▶ _Instructions to follow_
Copy all lines holding the word "laughing" from the entries.

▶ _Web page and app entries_
┌──
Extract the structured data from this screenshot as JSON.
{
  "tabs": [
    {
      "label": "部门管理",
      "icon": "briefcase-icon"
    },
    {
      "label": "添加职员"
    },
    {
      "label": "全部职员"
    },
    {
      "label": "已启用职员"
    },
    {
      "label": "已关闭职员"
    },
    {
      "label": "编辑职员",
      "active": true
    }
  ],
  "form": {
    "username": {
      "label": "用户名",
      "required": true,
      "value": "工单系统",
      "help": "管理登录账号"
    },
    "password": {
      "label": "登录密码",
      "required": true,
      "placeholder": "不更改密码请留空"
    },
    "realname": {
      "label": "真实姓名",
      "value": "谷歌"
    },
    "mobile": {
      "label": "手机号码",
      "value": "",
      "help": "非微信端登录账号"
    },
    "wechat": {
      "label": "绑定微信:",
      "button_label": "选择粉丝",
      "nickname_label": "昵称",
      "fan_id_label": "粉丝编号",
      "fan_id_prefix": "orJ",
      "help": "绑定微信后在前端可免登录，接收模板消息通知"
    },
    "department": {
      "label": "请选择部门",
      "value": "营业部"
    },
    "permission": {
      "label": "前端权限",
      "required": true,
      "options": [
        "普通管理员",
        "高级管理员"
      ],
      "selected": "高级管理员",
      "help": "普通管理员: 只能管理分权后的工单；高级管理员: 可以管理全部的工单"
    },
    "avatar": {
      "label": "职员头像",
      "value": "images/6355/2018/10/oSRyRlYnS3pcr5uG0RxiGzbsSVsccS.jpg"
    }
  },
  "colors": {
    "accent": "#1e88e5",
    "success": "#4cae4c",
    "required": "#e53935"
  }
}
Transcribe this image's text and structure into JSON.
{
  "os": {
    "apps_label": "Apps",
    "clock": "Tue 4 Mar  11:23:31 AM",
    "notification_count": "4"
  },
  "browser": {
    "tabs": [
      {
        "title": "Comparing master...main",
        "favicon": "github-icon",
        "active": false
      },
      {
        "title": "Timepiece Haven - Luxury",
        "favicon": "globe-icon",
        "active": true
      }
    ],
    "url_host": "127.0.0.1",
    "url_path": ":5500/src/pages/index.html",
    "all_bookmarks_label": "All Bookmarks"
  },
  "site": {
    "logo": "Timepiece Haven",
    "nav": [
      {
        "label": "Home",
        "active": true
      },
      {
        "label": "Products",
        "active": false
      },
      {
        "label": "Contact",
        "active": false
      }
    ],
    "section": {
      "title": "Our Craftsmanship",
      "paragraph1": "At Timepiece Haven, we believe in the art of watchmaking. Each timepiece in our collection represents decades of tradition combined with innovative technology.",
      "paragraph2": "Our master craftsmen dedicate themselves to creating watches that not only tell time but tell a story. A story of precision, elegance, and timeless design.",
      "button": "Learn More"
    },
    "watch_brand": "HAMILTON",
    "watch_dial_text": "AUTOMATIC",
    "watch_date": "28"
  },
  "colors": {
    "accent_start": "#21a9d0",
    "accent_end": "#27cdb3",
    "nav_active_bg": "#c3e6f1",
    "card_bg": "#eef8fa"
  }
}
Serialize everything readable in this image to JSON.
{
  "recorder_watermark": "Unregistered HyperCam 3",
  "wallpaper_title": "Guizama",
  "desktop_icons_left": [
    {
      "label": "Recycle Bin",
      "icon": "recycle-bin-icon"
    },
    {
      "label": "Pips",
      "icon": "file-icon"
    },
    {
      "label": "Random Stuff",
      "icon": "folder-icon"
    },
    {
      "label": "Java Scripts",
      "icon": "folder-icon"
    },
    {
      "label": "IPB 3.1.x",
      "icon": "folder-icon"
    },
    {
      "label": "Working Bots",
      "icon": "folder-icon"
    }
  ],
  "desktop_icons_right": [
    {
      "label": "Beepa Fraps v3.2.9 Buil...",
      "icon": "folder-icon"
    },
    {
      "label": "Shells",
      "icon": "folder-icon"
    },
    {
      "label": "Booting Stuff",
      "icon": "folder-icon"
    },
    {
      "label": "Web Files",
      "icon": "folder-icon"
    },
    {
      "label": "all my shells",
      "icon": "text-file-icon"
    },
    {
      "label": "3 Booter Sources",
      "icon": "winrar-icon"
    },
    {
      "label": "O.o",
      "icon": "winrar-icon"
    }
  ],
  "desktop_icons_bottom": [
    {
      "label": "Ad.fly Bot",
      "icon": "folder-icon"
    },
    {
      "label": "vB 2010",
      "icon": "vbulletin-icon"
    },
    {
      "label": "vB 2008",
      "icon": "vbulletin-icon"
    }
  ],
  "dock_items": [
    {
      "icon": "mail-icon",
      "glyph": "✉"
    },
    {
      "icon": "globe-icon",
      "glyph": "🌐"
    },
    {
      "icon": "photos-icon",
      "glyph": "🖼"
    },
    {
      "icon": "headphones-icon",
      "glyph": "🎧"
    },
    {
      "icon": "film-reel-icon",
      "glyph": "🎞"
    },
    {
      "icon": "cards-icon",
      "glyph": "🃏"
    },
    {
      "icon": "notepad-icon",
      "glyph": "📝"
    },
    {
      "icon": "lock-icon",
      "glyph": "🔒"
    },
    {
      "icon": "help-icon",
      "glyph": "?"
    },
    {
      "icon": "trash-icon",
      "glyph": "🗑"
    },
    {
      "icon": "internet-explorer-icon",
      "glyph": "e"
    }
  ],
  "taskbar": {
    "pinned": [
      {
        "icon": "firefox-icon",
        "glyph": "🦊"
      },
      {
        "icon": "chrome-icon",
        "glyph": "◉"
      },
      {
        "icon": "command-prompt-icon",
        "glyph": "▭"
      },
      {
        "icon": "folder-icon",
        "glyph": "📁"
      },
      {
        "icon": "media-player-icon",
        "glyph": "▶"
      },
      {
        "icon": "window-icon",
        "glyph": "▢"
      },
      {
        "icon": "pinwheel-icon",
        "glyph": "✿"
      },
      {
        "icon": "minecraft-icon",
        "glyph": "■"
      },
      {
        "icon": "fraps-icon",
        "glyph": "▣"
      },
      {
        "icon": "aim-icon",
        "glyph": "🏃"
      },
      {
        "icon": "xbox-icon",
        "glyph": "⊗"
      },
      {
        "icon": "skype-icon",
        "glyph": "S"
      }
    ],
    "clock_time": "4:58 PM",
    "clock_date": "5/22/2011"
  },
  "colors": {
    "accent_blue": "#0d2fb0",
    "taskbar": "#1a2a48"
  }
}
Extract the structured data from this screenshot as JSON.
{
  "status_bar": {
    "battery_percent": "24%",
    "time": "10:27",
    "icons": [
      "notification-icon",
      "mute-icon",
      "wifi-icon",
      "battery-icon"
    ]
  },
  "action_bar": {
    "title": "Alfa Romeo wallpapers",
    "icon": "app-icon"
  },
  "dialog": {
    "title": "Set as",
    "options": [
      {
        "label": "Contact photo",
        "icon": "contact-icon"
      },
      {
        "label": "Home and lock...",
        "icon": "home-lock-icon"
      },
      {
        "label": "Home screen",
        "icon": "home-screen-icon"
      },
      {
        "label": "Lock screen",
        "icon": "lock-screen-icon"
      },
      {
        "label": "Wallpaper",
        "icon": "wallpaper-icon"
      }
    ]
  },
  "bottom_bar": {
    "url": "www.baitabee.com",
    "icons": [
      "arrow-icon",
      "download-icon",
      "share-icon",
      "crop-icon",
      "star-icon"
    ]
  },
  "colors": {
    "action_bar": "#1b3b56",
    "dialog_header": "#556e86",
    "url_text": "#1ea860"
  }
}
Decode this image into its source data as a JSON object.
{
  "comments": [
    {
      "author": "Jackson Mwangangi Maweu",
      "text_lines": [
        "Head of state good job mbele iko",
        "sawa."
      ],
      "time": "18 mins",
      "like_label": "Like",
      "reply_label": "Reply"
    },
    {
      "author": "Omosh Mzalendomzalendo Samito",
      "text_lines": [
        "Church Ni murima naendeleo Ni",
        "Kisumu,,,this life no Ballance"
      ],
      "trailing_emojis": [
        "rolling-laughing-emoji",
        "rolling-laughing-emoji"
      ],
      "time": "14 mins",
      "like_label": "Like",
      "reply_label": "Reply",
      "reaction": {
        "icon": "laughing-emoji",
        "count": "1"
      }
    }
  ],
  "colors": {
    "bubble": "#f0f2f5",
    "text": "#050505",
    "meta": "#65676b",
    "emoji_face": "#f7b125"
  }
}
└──
▶ _Task answer_
        "rolling-laughing-emoji",
        "rolling-laughing-emoji"
        "icon": "laughing-emoji",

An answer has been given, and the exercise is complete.